In comments to reporters on Sunday, Bob Katter — an Austrailian Parliament member — addressed the topic of gay marriage. It’s a subject which apparently ranks pretty low on Katter’s priority list.
And it ranks very low when compared to, say, killer crocodiles.
The politican’s remarks began smoothly enough, as he tried to adopt a posture of ambivalence.
“I mean, you know, people are entitled to their sexual proclivities,” Katter said, with a chuckle. “Let there a thousand blossoms blooming.”
Then, in the blink of an eye, Katter’s mood turned dark — and he executed one of the clumsiest segues in television history.
“But I ain’t spending any time on it, because in the meantime, every three months, a person is torn to pieces by a crocodile in North Queensland.

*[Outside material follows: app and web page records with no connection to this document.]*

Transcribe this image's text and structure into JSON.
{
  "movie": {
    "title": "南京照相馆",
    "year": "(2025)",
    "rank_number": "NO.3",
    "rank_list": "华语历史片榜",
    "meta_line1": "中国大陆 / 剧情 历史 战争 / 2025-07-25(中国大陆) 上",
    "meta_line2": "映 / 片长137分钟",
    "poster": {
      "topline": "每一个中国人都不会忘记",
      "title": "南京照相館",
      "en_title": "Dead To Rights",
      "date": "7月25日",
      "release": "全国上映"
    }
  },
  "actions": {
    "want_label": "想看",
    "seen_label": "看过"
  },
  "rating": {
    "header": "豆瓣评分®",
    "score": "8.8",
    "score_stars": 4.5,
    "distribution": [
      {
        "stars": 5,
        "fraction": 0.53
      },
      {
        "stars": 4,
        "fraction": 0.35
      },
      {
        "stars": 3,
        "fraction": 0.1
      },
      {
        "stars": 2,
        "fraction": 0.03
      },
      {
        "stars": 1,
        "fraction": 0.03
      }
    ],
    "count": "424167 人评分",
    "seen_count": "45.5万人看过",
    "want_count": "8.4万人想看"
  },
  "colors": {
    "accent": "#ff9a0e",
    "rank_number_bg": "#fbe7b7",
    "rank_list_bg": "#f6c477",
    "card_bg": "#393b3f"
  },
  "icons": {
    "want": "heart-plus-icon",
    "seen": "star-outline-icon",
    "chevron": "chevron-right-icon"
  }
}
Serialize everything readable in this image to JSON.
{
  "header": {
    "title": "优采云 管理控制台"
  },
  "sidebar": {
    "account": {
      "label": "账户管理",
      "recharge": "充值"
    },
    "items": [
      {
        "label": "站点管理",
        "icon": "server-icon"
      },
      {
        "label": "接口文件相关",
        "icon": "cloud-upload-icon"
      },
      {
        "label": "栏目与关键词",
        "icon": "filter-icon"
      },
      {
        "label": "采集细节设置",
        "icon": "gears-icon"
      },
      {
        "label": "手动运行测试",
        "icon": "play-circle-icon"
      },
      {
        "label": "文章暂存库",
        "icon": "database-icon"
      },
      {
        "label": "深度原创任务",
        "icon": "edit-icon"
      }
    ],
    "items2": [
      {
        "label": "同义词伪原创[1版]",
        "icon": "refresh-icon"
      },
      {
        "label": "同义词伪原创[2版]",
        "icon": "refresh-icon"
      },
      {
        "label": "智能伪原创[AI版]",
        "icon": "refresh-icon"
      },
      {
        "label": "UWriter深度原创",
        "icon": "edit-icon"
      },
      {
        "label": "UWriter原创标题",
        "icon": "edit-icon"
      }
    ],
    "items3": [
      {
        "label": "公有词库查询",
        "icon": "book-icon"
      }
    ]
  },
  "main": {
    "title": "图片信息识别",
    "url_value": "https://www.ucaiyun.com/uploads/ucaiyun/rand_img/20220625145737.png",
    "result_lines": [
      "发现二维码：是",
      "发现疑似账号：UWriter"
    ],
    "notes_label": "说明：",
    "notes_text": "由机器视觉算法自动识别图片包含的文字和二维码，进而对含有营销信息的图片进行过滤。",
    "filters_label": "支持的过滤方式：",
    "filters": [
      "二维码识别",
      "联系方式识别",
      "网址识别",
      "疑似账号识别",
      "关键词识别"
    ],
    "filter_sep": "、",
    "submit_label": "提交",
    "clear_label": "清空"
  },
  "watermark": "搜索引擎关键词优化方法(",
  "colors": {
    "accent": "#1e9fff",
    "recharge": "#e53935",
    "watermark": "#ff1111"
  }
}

Continue reading "Watch This Australian Politician Deliver a Bizarre Rant on Gay Marriage and Killer Crocodiles"
Yesterday a lot of digital ink was spilled amid breathless parsing of leaked transcripts of President Trump’s conversations with the leaders of Mexico and Australia.
Today we got a response from one of those leaders.
Australia’s Prime Minister Malcolm Turnbull, who had a ferocious conversation with Trump back in January over a 2015 refugee deal, delivered comments attempting to tamp down the significance of the phone call.
“It’s always better when these conversations remain confidential,” he said at the outset. “As I said, it was a courteous, frank conversations, as President Trump said, we’re both adults. I stand up for Australia’s interests, he stands up for America’s interests.”
The two men did seem to have better rapport during Turnbull’s Continue reading "Australian Leader Responds After Trump Call Leaks: ‘I Stand Up For Australia’s Interests’"
On Thursday the Washington Post published a revealing (but not really that surprising) series of quotes from transcripts of calls between Donald Trump and the leaders of Mexico and Australia.
While the Post led with Trump’s tense call with Mexican President Enrique Peña Nieto and demands that he stop publicly refusing to pay for the wall, the fireworks between Trump and Australian Prime Minister, Malcolm Turnbull was arguably even more contentious.
The two leaders, both businessmen turned politicians sparred repeatedly about the status of a 2015 deal agreed to by President Obama to accept refugees currently marooned on the island of Nauru and Papua New Guinea’s Manus Island. The roughly 2,000 people were denied entry to Australian and are currently being held in detention camps.
“I hate taking these people,” Trump said, according to the transcript, the Post reported. “I guarantee you they are bad. That is why they Continue reading "Trump Spars With Australian Leader Over Refugees: ‘I Hate Taking These People’"